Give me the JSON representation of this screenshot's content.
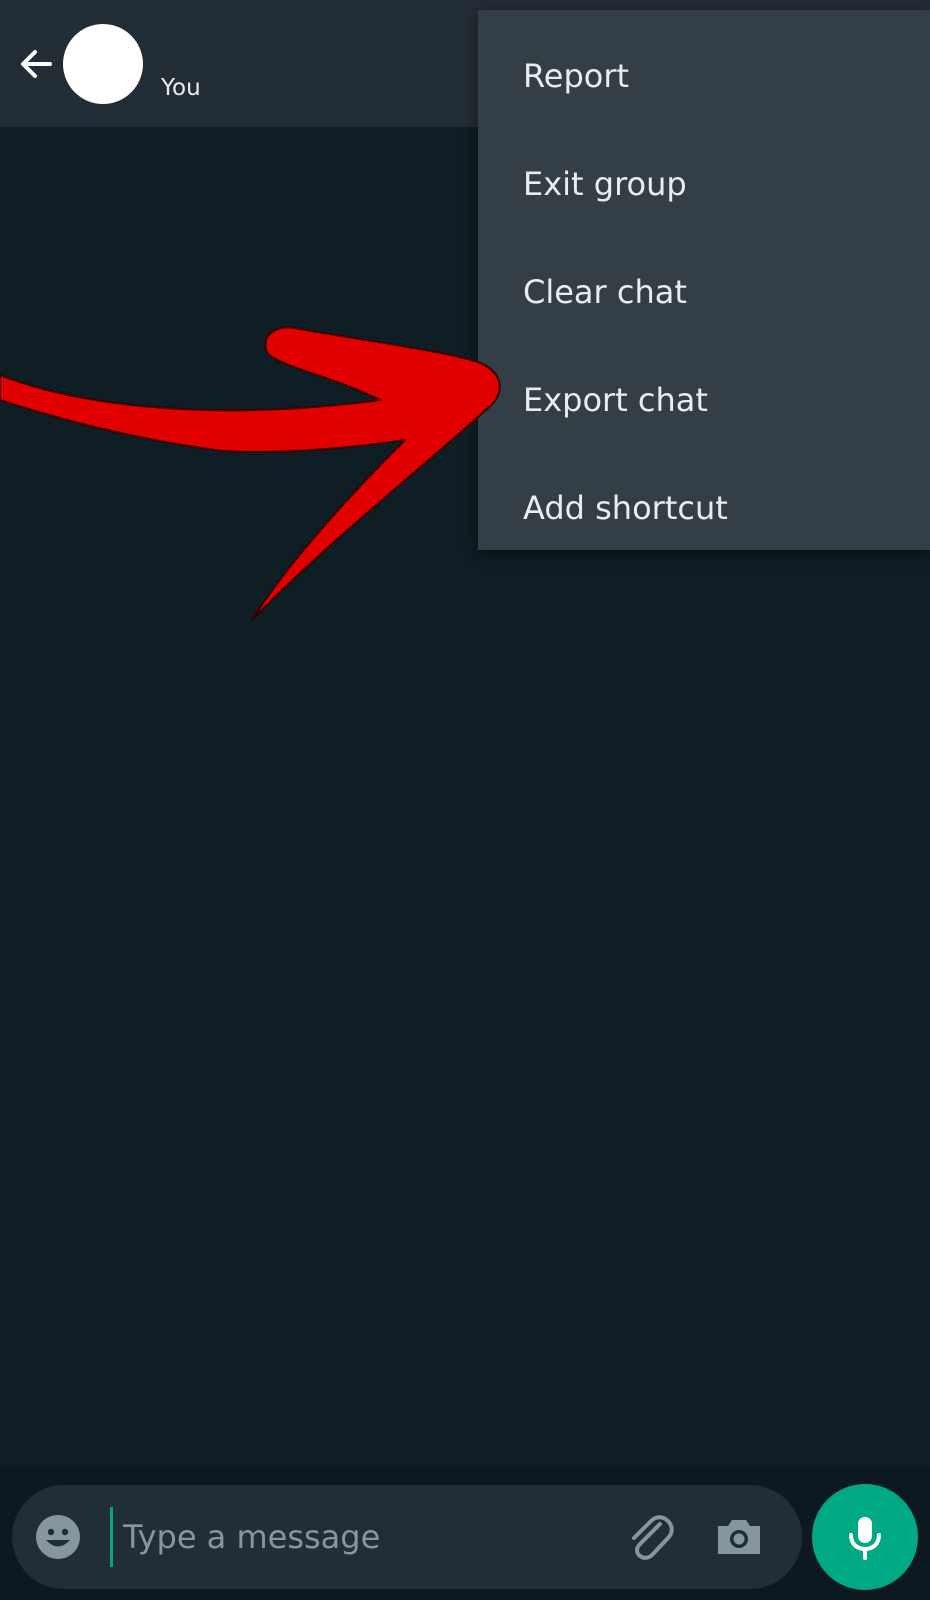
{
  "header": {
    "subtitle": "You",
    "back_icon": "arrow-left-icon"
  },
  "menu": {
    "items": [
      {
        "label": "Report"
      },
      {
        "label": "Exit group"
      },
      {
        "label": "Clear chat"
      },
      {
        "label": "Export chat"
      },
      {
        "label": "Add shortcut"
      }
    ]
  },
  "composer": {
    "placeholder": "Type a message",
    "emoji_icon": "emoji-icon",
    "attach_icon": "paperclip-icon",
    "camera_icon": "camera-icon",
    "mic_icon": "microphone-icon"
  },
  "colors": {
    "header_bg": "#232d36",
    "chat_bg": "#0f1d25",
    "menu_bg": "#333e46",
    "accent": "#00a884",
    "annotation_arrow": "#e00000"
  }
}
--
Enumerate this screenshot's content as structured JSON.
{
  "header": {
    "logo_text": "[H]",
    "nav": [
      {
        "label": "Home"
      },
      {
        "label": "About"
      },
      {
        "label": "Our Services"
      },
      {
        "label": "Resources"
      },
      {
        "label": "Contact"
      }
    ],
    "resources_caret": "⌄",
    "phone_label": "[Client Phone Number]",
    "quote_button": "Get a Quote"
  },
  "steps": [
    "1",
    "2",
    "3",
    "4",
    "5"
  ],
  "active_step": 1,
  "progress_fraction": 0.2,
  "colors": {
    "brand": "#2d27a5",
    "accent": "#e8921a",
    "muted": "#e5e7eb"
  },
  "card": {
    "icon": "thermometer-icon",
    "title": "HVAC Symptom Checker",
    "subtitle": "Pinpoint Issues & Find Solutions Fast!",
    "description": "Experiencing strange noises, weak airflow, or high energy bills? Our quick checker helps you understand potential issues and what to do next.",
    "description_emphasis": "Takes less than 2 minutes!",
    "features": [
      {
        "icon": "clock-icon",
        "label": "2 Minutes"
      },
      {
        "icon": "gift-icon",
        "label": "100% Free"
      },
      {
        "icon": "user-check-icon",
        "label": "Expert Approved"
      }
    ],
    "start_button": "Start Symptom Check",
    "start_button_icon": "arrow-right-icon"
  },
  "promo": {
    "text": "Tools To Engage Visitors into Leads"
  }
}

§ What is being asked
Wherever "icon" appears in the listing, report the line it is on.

§ Answer space
    "back_icon": "arrow-left-icon"
    "emoji_icon": "emoji-icon",
    "attach_icon": "paperclip-icon",
    "camera_icon": "camera-icon",
    "mic_icon": "microphone-icon"
    "icon": "thermometer-icon",
        "icon": "clock-icon",
        "icon": "gift-icon",
        "icon": "user-check-icon",
    "start_button_icon": "arrow-right-icon"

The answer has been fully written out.